Super Military Sentry


Awesome robotic sentry being deployed by South Korea along the DMZ.



Ubergizmo reports that the Samsung SGR-A1 costs just $200,000 and supports all weather detection, a 5.56 mm machine gun, grenade launcher, surface to air missiles, and has an illuminator, laser range finder, heat infrared and motion detection, and can track multiple targets. 


Moreover, the human operator remains safe at a remote command location, while this robot at the front line targets the enemy at over 2 miles away. 



I would think this needs to be augmented with a bunker, camouflage, and/or additional sophisticated anti-air defense system to protect these stationary devices or perhaps add some mobility to these. 



Can you think of other countries that could benefit in protecting their borders from terrorists and military incursions with such a robot? 😉

The Moses Bridge, A Design Inspired By G-d

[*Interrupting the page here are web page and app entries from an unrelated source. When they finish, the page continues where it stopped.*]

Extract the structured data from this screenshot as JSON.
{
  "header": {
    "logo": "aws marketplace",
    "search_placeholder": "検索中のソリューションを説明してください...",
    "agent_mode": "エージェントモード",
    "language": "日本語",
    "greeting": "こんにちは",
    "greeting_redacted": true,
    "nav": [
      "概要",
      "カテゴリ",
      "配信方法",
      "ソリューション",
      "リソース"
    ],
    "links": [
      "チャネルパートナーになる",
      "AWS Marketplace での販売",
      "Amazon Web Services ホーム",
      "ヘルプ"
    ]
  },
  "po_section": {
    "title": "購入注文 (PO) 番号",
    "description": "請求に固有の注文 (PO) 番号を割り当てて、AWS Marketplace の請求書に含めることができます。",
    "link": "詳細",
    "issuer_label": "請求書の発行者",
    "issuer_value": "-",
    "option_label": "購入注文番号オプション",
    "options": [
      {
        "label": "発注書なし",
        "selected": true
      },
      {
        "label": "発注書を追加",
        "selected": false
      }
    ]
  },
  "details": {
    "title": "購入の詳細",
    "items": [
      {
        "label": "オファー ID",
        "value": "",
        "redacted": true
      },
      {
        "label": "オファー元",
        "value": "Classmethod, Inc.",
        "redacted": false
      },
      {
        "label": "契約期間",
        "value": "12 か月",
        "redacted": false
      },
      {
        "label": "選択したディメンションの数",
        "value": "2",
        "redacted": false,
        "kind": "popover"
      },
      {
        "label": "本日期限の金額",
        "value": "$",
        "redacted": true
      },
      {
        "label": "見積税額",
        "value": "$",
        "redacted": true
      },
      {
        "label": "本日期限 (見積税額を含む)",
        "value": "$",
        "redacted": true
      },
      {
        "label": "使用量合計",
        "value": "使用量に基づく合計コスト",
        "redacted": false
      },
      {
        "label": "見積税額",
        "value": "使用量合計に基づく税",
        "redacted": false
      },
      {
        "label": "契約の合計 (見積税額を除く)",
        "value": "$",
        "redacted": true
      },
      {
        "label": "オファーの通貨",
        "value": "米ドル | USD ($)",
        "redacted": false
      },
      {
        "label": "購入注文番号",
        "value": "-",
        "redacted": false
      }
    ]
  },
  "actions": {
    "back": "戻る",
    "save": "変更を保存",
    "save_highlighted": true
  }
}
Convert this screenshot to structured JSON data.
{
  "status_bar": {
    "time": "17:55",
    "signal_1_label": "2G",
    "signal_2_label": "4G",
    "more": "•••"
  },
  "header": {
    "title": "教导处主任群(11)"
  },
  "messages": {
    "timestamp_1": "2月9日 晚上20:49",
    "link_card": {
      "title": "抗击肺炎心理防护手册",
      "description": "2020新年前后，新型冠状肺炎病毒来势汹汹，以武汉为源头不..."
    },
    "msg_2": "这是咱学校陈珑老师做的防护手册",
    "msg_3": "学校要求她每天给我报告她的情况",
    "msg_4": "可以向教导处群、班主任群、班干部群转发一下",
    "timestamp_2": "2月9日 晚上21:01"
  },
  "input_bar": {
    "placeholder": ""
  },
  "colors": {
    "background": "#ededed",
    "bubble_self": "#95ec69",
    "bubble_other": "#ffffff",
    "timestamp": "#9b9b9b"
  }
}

Moses_bridge_1
Really love the design for this “Moses Bridge” located in Holland.
The bridge is stretched out across a moat to reach a historic fortress built in the 17th century to protect against French and Spanish invasion.
It allows people to cross the parted water and reminds me of when the Jewish people left Egypt and crossed the Red Sea parted by G-d through the hands of Moshe.
The amazing design makes it hard to spot from a distance making it part of the fort’s defensive camouflage.
I am not sure how they prevent the water flooding in over the walls when the water rises and drowning the proverbial evil Egyptian armies of yesteryear.
I think the greatest designs are inspired by the hand of G-d and this is one of them.
Moses_bridge_2
Source Photo 1: here and Photo 2: here

Now You See It, Now You Don’t

Very cool new military technology by BAE Systems called Adaptiv–it’s an invisibility cloak (yes, we now have the technology of the Klingon Empire at our disposal!)
Hexagonal pixel plates are affixed to tanks (and soon battle ships) and these can change temperatures to be invisible to infra-red sensors and confuse heat seeking missiles.
Moreover, onboard cameras pick up surrounding scenarios and can display this onto the vehicle’s pixels, so that the military vehicles blend right into their environs.
Another trick, is that that the pixels can display alternate images to masquerade itself— so a tank is now a simple car or even a cow (according to Wired UK, 6 September 2011).
Like the Trojan Horse, I can only imagine what a military power could do by fully exploiting this capability–whether through the conduct of hit and run maneuvers or by invading and conquering  an unsuspecting foe.
This is the emergence of a whole new era of war-fighting capabilities, where camouflage is no longer just covering yourself with the basic elements, but rather where technology is used to create a virtual reality that masks the true physical.
On the battlefield, this technology will enable us to seemingly be there one minute, and gone the next (machines and people)–that’s technology magic that even Houdini would be envious of.
And yet, this is still just the beginning…we are only now bordering on the capabilities inherent in the Star Trek holodeck–where whole alternate environments are just a simulation away.